REQUIRED ACTION » Look for the string "this" in the data below, and copy each line that holds it.

MATERIALS PROVIDED »
---

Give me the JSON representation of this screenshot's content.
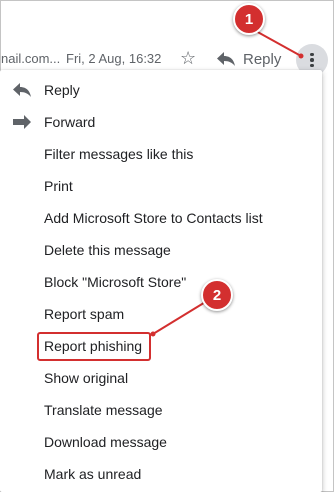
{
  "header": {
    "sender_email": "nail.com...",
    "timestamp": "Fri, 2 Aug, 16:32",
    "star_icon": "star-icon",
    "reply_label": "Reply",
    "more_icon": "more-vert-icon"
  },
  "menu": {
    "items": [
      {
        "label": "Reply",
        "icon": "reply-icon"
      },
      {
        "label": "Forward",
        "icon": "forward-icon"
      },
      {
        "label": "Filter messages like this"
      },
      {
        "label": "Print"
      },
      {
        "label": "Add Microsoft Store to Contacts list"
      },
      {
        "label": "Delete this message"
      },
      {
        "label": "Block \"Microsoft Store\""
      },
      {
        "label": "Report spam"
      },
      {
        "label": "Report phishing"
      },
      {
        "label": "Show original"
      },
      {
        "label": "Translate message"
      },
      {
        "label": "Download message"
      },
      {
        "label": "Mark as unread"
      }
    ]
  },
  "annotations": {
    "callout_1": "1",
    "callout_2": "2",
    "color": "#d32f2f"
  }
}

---

ANSWER SPACE »
Give me the JSON representation of this screenshot's content.
        "label": "Filter messages like this"
        "label": "Delete this message"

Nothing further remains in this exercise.